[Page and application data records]
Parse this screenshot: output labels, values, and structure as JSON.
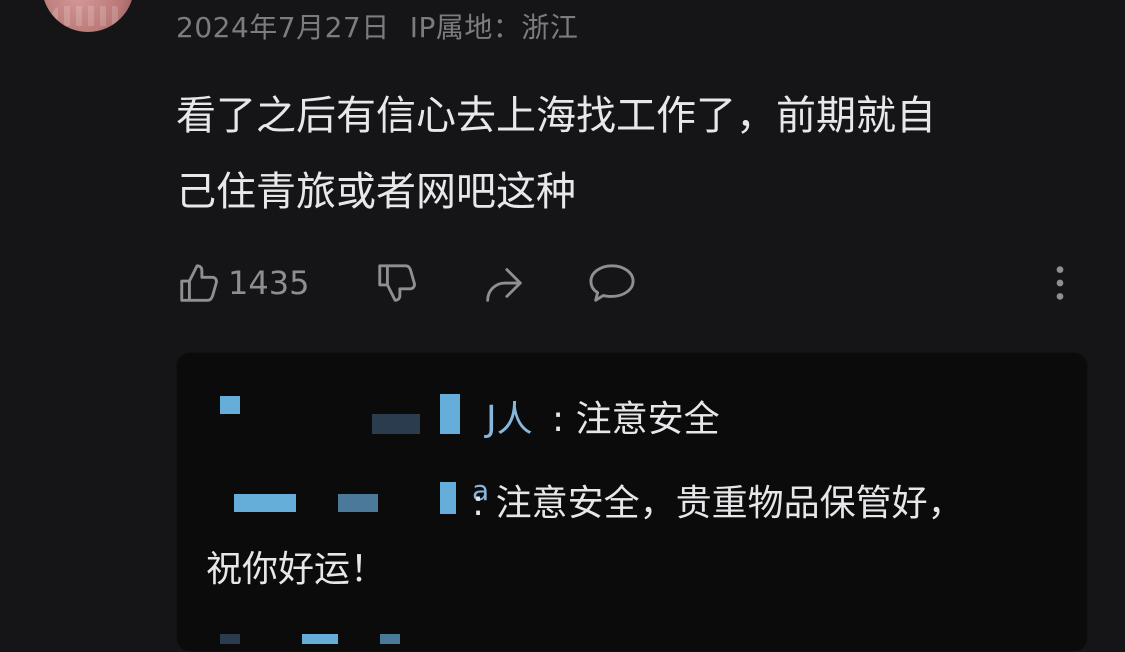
{
  "header": {
    "date": "2024年7月27日",
    "ip_label": "IP属地：浙江"
  },
  "comment": {
    "line1": "看了之后有信心去上海找工作了，前期就自",
    "line2": "己住青旅或者网吧这种"
  },
  "actions": {
    "like_count": "1435",
    "icons": [
      "thumb-up-icon",
      "thumb-down-icon",
      "share-icon",
      "comment-icon",
      "more-icon"
    ]
  },
  "replies": [
    {
      "name_fragment": "J人",
      "text": ": 注意安全"
    },
    {
      "name_fragment": "a",
      "text": ": 注意安全，贵重物品保管好，",
      "continued": "祝你好运！"
    }
  ],
  "colors": {
    "background": "#151517",
    "panel": "#0b0b0c",
    "meta_text": "#7c7c80",
    "comment_text": "#e8e8ea",
    "mosaic_blue": "#6bb7e6"
  }
}
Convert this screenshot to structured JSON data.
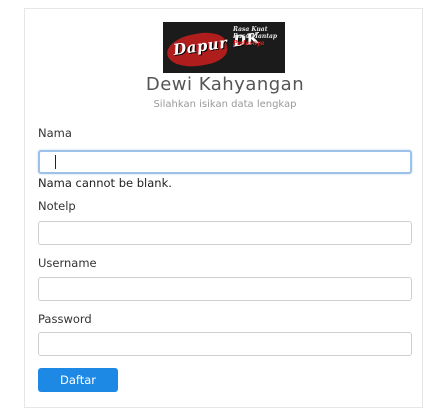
{
  "header": {
    "logo_icon": "dapur-dk-logo",
    "logo_brand": "Dapur DK",
    "logo_tagline_line1": "Rasa Kuat",
    "logo_tagline_line2": "Rasa Mantap",
    "logo_tagline_line3": "Pedasnya",
    "title": "Dewi Kahyangan",
    "subtitle": "Silahkan isikan data lengkap"
  },
  "form": {
    "nama": {
      "label": "Nama",
      "value": "",
      "error": "Nama cannot be blank."
    },
    "notelp": {
      "label": "Notelp",
      "value": ""
    },
    "username": {
      "label": "Username",
      "value": ""
    },
    "password": {
      "label": "Password",
      "value": ""
    },
    "submit_label": "Daftar"
  },
  "colors": {
    "accent": "#1e88e5",
    "focus_border": "#9ec1ea"
  }
}
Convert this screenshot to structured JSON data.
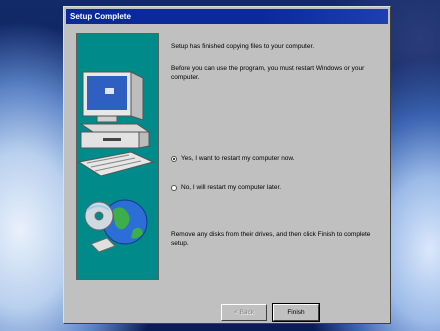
{
  "window": {
    "title": "Setup Complete"
  },
  "content": {
    "line1": "Setup has finished copying files to your computer.",
    "line2": "Before you can use the program, you must restart Windows or your computer.",
    "option_yes": "Yes, I want to restart my computer now.",
    "option_no": "No, I will restart my computer later.",
    "instruction": "Remove any disks from their drives, and then click Finish to complete setup."
  },
  "buttons": {
    "back": "< Back",
    "finish": "Finish"
  },
  "selected_option": "yes",
  "colors": {
    "title_bar": "#0a2a9c",
    "side_panel": "#008a8a",
    "dialog_bg": "#c0c0c0"
  }
}
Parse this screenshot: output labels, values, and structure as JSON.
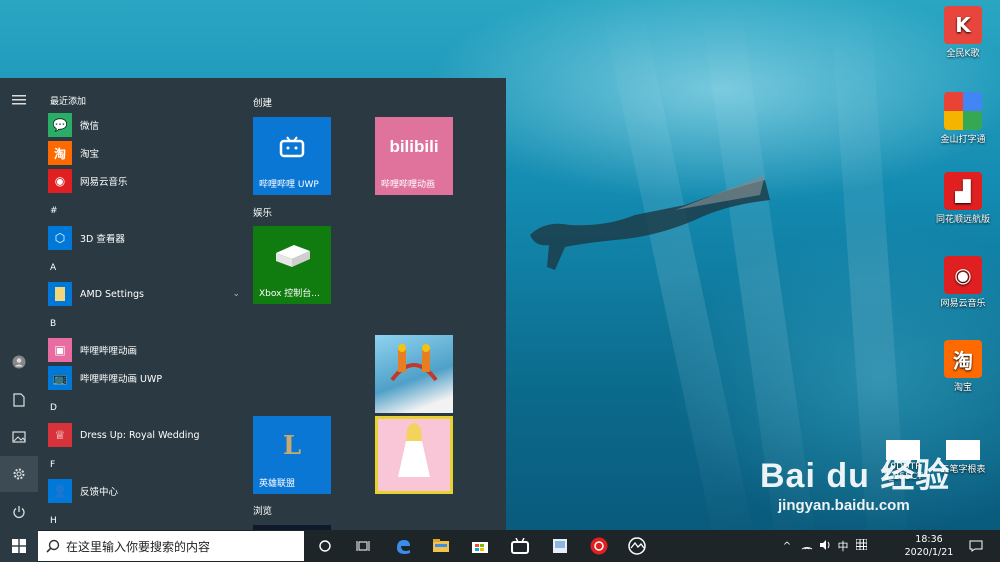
{
  "desktop_icons": [
    {
      "label": "全民K歌",
      "icon": "kge-icon",
      "color": "#e8453c"
    },
    {
      "label": "金山打字通",
      "icon": "typing-icon",
      "color": "#f4b400"
    },
    {
      "label": "同花顺远航版",
      "icon": "stock-icon",
      "color": "#e02020"
    },
    {
      "label": "网易云音乐",
      "icon": "netease-icon",
      "color": "#e02020"
    },
    {
      "label": "淘宝",
      "icon": "taobao-icon",
      "color": "#ff6a00"
    },
    {
      "label": "19DUTR\n3_255CT",
      "icon": "image-file-icon",
      "color": "#ffffff"
    },
    {
      "label": "五笔字根表",
      "icon": "image-file-icon",
      "color": "#ffffff"
    }
  ],
  "start_menu": {
    "rail": [
      "menu-icon",
      "user-icon",
      "document-icon",
      "pictures-icon",
      "settings-icon",
      "power-icon"
    ],
    "recent_header": "最近添加",
    "recent": [
      {
        "label": "微信",
        "color": "#2aae67",
        "glyph": "💬"
      },
      {
        "label": "淘宝",
        "color": "#ff6a00",
        "glyph": "淘"
      },
      {
        "label": "网易云音乐",
        "color": "#e02020",
        "glyph": "◉"
      }
    ],
    "sections": [
      {
        "letter": "#",
        "apps": [
          {
            "label": "3D 查看器",
            "color": "#0078d7",
            "glyph": "⬡"
          }
        ]
      },
      {
        "letter": "A",
        "apps": [
          {
            "label": "AMD Settings",
            "color": "#0078d7",
            "glyph": "▮",
            "expand": "⌄"
          }
        ]
      },
      {
        "letter": "B",
        "apps": [
          {
            "label": "哔哩哔哩动画",
            "color": "#e86ba1",
            "glyph": "▣"
          },
          {
            "label": "哔哩哔哩动画 UWP",
            "color": "#0078d7",
            "glyph": "📺"
          }
        ]
      },
      {
        "letter": "D",
        "apps": [
          {
            "label": "Dress Up: Royal Wedding",
            "color": "#d8323a",
            "glyph": "♕"
          }
        ]
      },
      {
        "letter": "F",
        "apps": [
          {
            "label": "反馈中心",
            "color": "#0078d7",
            "glyph": "👤"
          }
        ]
      },
      {
        "letter": "H",
        "apps": []
      }
    ],
    "groups": [
      {
        "name": "创建"
      },
      {
        "name": "娱乐"
      },
      {
        "name": "浏览"
      }
    ],
    "tiles": [
      {
        "label": "哔哩哔哩 UWP",
        "color": "#0a77d5",
        "glyph": "📺"
      },
      {
        "label": "哔哩哔哩动画",
        "color": "#e0739c",
        "glyph": "bilibili"
      },
      {
        "label": "Xbox 控制台...",
        "color": "#107c10",
        "glyph": "▬"
      },
      {
        "label": "",
        "color": "#6fb6d8",
        "glyph": ""
      },
      {
        "label": "英雄联盟",
        "color": "#0a77d5",
        "glyph": "L"
      },
      {
        "label": "",
        "color": "#f8c6d6",
        "glyph": ""
      }
    ]
  },
  "taskbar": {
    "search_placeholder": "在这里输入你要搜索的内容",
    "apps": [
      "cortana-icon",
      "task-view-icon",
      "edge-icon",
      "explorer-icon",
      "store-icon",
      "bilibili-icon",
      "photo-icon",
      "netease-icon",
      "browser-icon"
    ],
    "ime": "中",
    "time": "18:36",
    "date": "2020/1/21"
  },
  "watermark": {
    "brand": "Bai du 经验",
    "url": "jingyan.baidu.com"
  }
}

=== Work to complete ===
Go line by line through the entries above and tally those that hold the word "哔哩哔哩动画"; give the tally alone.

=== Answer for this exercise ===
3